The Illusion of Neutrality

We have all heard what has come to be a liberal dictum, that the State must remain neutral as regards religion or irreligion. One can show fairly easily that the men who wrote our constitution had no such neutrality in mind, given the laws that they and their fellows subsequently passed, their habits of public prayer at [...]

New Study Sees Threat to Religious Liberty

In legal scholarship, as in any literature, style matters as much as content. The subjects authors explore, their manners and patterns of thought, the metaphors and idioms they select, the grace with which they address the audience and carry it along—in sum, the personal qualities that emerge in the telling of the tale—are remembered long [...]

A Tale of Two Churches

Once upon a time there was a church founded on God’s entering into human history in order to give humanity a path to eternal life and happiness with him. The Savior that God sent, his only-begotten Son, did not write a book but founded a community, a church, upon the witness and ministry of twelve [...]

Catholicism: Refuge for Exiles From a Post-Christian Age

It began in Boston. In 2006, the Boston Archdiocese suspended adoption services rather than comply with a new state anti-discrimination law by placing children with gay and lesbian couples. Last year, a mom-and-pop cake shop in Portland, Oregon closed after lesbian brides-to-be sued after being denied service.

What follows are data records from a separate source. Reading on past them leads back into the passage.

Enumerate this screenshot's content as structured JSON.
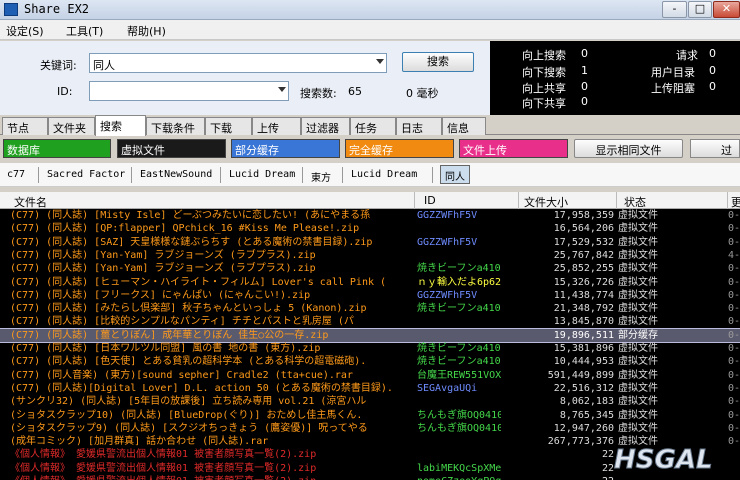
{
  "window": {
    "title": "Share EX2",
    "minimize": "-",
    "maximize": "□",
    "close": "✕"
  },
  "menu": [
    {
      "label": "设定(S)"
    },
    {
      "label": "工具(T)"
    },
    {
      "label": "帮助(H)"
    }
  ],
  "search": {
    "keyword_label": "关键词:",
    "keyword_value": "同人",
    "id_label": "ID:",
    "id_value": "",
    "search_button": "搜索",
    "result_count_label": "搜索数:",
    "result_count": "65",
    "elapsed": "0 毫秒"
  },
  "stats": [
    {
      "label": "向上搜索",
      "value": "0"
    },
    {
      "label": "向下搜索",
      "value": "1"
    },
    {
      "label": "向上共享",
      "value": "0"
    },
    {
      "label": "向下共享",
      "value": "0"
    },
    {
      "label": "请求",
      "value": "0"
    },
    {
      "label": "用户目录",
      "value": "0"
    },
    {
      "label": "上传阻塞",
      "value": "0"
    }
  ],
  "tabs": [
    {
      "label": "节点"
    },
    {
      "label": "文件夹"
    },
    {
      "label": "搜索"
    },
    {
      "label": "下载条件"
    },
    {
      "label": "下载"
    },
    {
      "label": "上传"
    },
    {
      "label": "过滤器"
    },
    {
      "label": "任务"
    },
    {
      "label": "日志"
    },
    {
      "label": "信息"
    }
  ],
  "filters": [
    {
      "label": "数据库",
      "color": "#1fa01f",
      "text": "#ffffff"
    },
    {
      "label": "虚拟文件",
      "color": "#1a1a1a",
      "text": "#ffffff"
    },
    {
      "label": "部分缓存",
      "color": "#3a76d6",
      "text": "#ffffff"
    },
    {
      "label": "完全缓存",
      "color": "#f08a10",
      "text": "#ffffff"
    },
    {
      "label": "文件上传",
      "color": "#e8308a",
      "text": "#ffffff"
    }
  ],
  "show_same_button": "显示相同文件",
  "overflow_button": "过",
  "tags": [
    "c77",
    "Sacred Factor",
    "EastNewSound",
    "Lucid Dream",
    "東方",
    "Lucid Dream"
  ],
  "active_tag": "同人",
  "columns": {
    "name": "文件名",
    "id": "ID",
    "size": "文件大小",
    "status": "状态",
    "extra": "更"
  },
  "rows": [
    {
      "name": "(C77) (同人誌) [Misty Isle] どーぶつみたいに恋したい! (あにやまる孫",
      "id": "GGZZWFhF5V",
      "size": "17,958,359",
      "status": "虚拟文件",
      "extra": "0-0",
      "color": "#ff9a1a",
      "id_color": "#6f8cff"
    },
    {
      "name": "(C77) (同人誌) [QP:flapper] QPchick_16 #Kiss Me Please!.zip",
      "id": "",
      "size": "16,564,206",
      "status": "虚拟文件",
      "extra": "0-0",
      "color": "#ff9a1a",
      "id_color": "#6f8cff"
    },
    {
      "name": "(C77) (同人誌) [SAZ] 天皇様様な鏈ぶらちす (とある魔術の禁書目録).zip",
      "id": "GGZZWFhF5V",
      "size": "17,529,532",
      "status": "虚拟文件",
      "extra": "0-0",
      "color": "#ff9a1a",
      "id_color": "#6f8cff"
    },
    {
      "name": "(C77) (同人誌) [Yan-Yam] ラブジョーンズ (ラブプラス).zip",
      "id": "",
      "size": "25,767,842",
      "status": "虚拟文件",
      "extra": "4-0",
      "color": "#ff9a1a",
      "id_color": "#6f8cff"
    },
    {
      "name": "(C77) (同人誌) [Yan-Yam] ラブジョーンズ (ラブプラス).zip",
      "id": "焼きビーフンa410",
      "size": "25,852,255",
      "status": "虚拟文件",
      "extra": "0-0",
      "color": "#ff9a1a",
      "id_color": "#44d84a"
    },
    {
      "name": "(C77) (同人誌) [ヒューマン・ハイライト・フィルム] Lover's call Pink (",
      "id": "ｎｙ輸入だよ6p62",
      "size": "15,326,726",
      "status": "虚拟文件",
      "extra": "0-0",
      "color": "#ff9a1a",
      "id_color": "#ffff40"
    },
    {
      "name": "(C77) (同人誌) [フリークス] にゃんぱい (にゃんこい!).zip",
      "id": "GGZZWFhF5V",
      "size": "11,438,774",
      "status": "虚拟文件",
      "extra": "0-0",
      "color": "#ff9a1a",
      "id_color": "#6f8cff"
    },
    {
      "name": "(C77) (同人誌) [みたらし倶楽部] 秋子ちゃんといっしょ 5 (Kanon).zip",
      "id": "焼きビーフンa410",
      "size": "21,348,792",
      "status": "虚拟文件",
      "extra": "0-0",
      "color": "#ff9a1a",
      "id_color": "#44d84a"
    },
    {
      "name": "(C77) (同人誌) [比較的シンプルなパンティ] チチとパストと乳房屋 (パ",
      "id": "",
      "size": "13,845,870",
      "status": "虚拟文件",
      "extra": "0-0",
      "color": "#ff9a1a",
      "id_color": "#6f8cff"
    },
    {
      "name": "(C77) (同人誌) [薑とりぼん] 成年華とりぼん 佳生○公の一存.zip",
      "id": "",
      "size": "19,896,511",
      "status": "部分缓存",
      "extra": "0-0",
      "color": "#ff9a1a",
      "id_color": "#6f8cff",
      "selected": true
    },
    {
      "name": "(C77) (同人誌) [日本ワルツル同盟] 風の書 地の書 (東方).zip",
      "id": "焼きビーフンa410",
      "size": "15,381,896",
      "status": "虚拟文件",
      "extra": "0-0",
      "color": "#ff9a1a",
      "id_color": "#44d84a"
    },
    {
      "name": "(C77) (同人誌) [色天使] とある貧乳の超科学本 (とある科学の超電磁砲).",
      "id": "焼きビーフンa410",
      "size": "10,444,953",
      "status": "虚拟文件",
      "extra": "0-0",
      "color": "#ff9a1a",
      "id_color": "#44d84a"
    },
    {
      "name": "(C77) (同人音楽) (東方)[sound sepher] Cradle2 (tta+cue).rar",
      "id": "台魔王REW551VOXZ",
      "size": "591,449,899",
      "status": "虚拟文件",
      "extra": "0-0",
      "color": "#ff9a1a",
      "id_color": "#44d84a"
    },
    {
      "name": "(C77) (同人誌)[Digital Lover] D.L. action 50 (とある魔術の禁書目録).",
      "id": "SEGAvgaUQi",
      "size": "22,516,312",
      "status": "虚拟文件",
      "extra": "0-0",
      "color": "#ff9a1a",
      "id_color": "#6f8cff"
    },
    {
      "name": "(サンクリ32) (同人誌) [5年目の放課後] 立ち読み専用 vol.21 (涼宮ハル",
      "id": "",
      "size": "8,062,183",
      "status": "虚拟文件",
      "extra": "0-0",
      "color": "#ff9a1a",
      "id_color": "#6f8cff"
    },
    {
      "name": "(ショタスクラップ10) (同人誌) [BlueDrop(ぐり)] おためし佳主馬くん.",
      "id": "ちんもぎ旗OQ0410",
      "size": "8,765,345",
      "status": "虚拟文件",
      "extra": "0-0",
      "color": "#ff9a1a",
      "id_color": "#44d84a"
    },
    {
      "name": "(ショタスクラップ9) (同人誌) [スクジオちっきょう (鷹姿優)] 呪ってやる",
      "id": "ちんもぎ旗OQ0410",
      "size": "12,947,260",
      "status": "虚拟文件",
      "extra": "0-0",
      "color": "#ff9a1a",
      "id_color": "#44d84a"
    },
    {
      "name": "(成年コミック) [加月群真] 話か合わせ (同人誌).rar",
      "id": "",
      "size": "267,773,376",
      "status": "虚拟文件",
      "extra": "0-0",
      "color": "#ff9a1a",
      "id_color": "#6f8cff"
    },
    {
      "name": "《個人情報》 愛媛県警流出個人情報01 被害者顔写真一覧(2).zip",
      "id": "",
      "size": "22",
      "status": "",
      "extra": "",
      "color": "#e02a2a",
      "id_color": "#6f8cff"
    },
    {
      "name": "《個人情報》 愛媛県警流出個人情報01 被害者顔写真一覧(2).zip",
      "id": "labiMEKQcSpXMe",
      "size": "22",
      "status": "",
      "extra": "",
      "color": "#e02a2a",
      "id_color": "#44d84a"
    },
    {
      "name": "《個人情報》 愛媛県警流出個人情報01 被害者顔写真一覧(2).zip",
      "id": "nomeCZzeoYqPQq",
      "size": "22",
      "status": "",
      "extra": "",
      "color": "#e02a2a",
      "id_color": "#44d84a"
    }
  ],
  "watermark_text": "HSGAL"
}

At least ten other businesses have faced a [...]

The World and the Church

In his speech closing the Second Vatican Council, Pope Paul VI noted that “the trend of modern culture” is “centered on humanity, … the modern mind” is “accustomed to assess everything in terms of usefulness,” “the fundamental act of the human person … tends to pronounce in favor of his own absolute autonomy, … [and] [...]

Hobby Lobby Decision is Also a Mandate

On June 28, 1776, the first draft of our nation’s Declaration of Independence was introduced to the general session of the Second Continental Congress.  The 28th was a Friday, and so the founding fathers tabled the draft until the following Monday, July 1st, when they took it up again for debate.  A resolution for independence [...]